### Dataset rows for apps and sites
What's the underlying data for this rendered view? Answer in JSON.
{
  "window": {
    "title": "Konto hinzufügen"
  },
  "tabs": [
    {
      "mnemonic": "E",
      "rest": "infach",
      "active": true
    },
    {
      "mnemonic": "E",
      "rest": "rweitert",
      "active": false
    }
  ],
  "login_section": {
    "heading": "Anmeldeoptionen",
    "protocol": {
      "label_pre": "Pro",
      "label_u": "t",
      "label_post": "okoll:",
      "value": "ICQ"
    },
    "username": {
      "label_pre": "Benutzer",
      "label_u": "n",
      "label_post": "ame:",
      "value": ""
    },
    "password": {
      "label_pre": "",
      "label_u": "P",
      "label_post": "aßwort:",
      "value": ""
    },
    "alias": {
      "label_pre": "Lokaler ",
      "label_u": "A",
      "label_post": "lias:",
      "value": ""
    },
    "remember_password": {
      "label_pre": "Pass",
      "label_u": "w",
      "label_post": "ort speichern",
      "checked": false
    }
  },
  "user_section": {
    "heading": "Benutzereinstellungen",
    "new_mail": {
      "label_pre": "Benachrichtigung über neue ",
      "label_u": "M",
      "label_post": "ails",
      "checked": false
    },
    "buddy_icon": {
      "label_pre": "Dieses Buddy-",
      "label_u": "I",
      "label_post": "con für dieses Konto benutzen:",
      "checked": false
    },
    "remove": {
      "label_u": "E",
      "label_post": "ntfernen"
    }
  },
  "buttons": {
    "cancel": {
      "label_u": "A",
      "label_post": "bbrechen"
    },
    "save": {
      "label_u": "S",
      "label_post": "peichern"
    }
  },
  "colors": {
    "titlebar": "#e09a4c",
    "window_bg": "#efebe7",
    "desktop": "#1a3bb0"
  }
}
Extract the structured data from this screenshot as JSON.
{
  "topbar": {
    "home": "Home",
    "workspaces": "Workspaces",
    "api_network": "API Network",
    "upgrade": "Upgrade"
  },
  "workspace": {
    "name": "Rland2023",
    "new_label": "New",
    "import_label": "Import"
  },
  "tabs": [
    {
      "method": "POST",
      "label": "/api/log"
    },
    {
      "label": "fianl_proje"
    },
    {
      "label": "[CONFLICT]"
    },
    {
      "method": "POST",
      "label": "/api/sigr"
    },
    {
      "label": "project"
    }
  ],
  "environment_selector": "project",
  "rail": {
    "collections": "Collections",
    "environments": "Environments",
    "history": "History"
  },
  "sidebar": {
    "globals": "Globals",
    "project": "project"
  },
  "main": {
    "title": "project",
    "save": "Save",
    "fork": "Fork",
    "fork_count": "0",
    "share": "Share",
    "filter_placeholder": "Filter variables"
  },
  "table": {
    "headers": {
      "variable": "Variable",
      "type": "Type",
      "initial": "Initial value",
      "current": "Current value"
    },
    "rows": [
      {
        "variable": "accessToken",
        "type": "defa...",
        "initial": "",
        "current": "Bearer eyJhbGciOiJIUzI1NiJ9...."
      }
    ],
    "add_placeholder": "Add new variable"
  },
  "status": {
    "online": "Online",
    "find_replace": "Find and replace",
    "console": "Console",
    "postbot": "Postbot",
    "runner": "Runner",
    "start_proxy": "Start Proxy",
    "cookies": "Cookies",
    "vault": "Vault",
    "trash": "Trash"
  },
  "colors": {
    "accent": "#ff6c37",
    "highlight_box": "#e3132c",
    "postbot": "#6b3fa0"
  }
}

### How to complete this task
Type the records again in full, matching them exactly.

### Completed exercise
What's the underlying data for this rendered view? Answer in JSON.
{
  "window": {
    "title": "Konto hinzufügen"
  },
  "tabs": [
    {
      "mnemonic": "E",
      "rest": "infach",
      "active": true
    },
    {
      "mnemonic": "E",
      "rest": "rweitert",
      "active": false
    }
  ],
  "login_section": {
    "heading": "Anmeldeoptionen",
    "protocol": {
      "label_pre": "Pro",
      "label_u": "t",
      "label_post": "okoll:",
      "value": "ICQ"
    },
    "username": {
      "label_pre": "Benutzer",
      "label_u": "n",
      "label_post": "ame:",
      "value": ""
    },
    "password": {
      "label_pre": "",
      "label_u": "P",
      "label_post": "aßwort:",
      "value": ""
    },
    "alias": {
      "label_pre": "Lokaler ",
      "label_u": "A",
      "label_post": "lias:",
      "value": ""
    },
    "remember_password": {
      "label_pre": "Pass",
      "label_u": "w",
      "label_post": "ort speichern",
      "checked": false
    }
  },
  "user_section": {
    "heading": "Benutzereinstellungen",
    "new_mail": {
      "label_pre": "Benachrichtigung über neue ",
      "label_u": "M",
      "label_post": "ails",
      "checked": false
    },
    "buddy_icon": {
      "label_pre": "Dieses Buddy-",
      "label_u": "I",
      "label_post": "con für dieses Konto benutzen:",
      "checked": false
    },
    "remove": {
      "label_u": "E",
      "label_post": "ntfernen"
    }
  },
  "buttons": {
    "cancel": {
      "label_u": "A",
      "label_post": "bbrechen"
    },
    "save": {
      "label_u": "S",
      "label_post": "peichern"
    }
  },
  "colors": {
    "titlebar": "#e09a4c",
    "window_bg": "#efebe7",
    "desktop": "#1a3bb0"
  }
}
Extract the structured data from this screenshot as JSON.
{
  "topbar": {
    "home": "Home",
    "workspaces": "Workspaces",
    "api_network": "API Network",
    "upgrade": "Upgrade"
  },
  "workspace": {
    "name": "Rland2023",
    "new_label": "New",
    "import_label": "Import"
  },
  "tabs": [
    {
      "method": "POST",
      "label": "/api/log"
    },
    {
      "label": "fianl_proje"
    },
    {
      "label": "[CONFLICT]"
    },
    {
      "method": "POST",
      "label": "/api/sigr"
    },
    {
      "label": "project"
    }
  ],
  "environment_selector": "project",
  "rail": {
    "collections": "Collections",
    "environments": "Environments",
    "history": "History"
  },
  "sidebar": {
    "globals": "Globals",
    "project": "project"
  },
  "main": {
    "title": "project",
    "save": "Save",
    "fork": "Fork",
    "fork_count": "0",
    "share": "Share",
    "filter_placeholder": "Filter variables"
  },
  "table": {
    "headers": {
      "variable": "Variable",
      "type": "Type",
      "initial": "Initial value",
      "current": "Current value"
    },
    "rows": [
      {
        "variable": "accessToken",
        "type": "defa...",
        "initial": "",
        "current": "Bearer eyJhbGciOiJIUzI1NiJ9...."
      }
    ],
    "add_placeholder": "Add new variable"
  },
  "status": {
    "online": "Online",
    "find_replace": "Find and replace",
    "console": "Console",
    "postbot": "Postbot",
    "runner": "Runner",
    "start_proxy": "Start Proxy",
    "cookies": "Cookies",
    "vault": "Vault",
    "trash": "Trash"
  },
  "colors": {
    "accent": "#ff6c37",
    "highlight_box": "#e3132c",
    "postbot": "#6b3fa0"
  }
}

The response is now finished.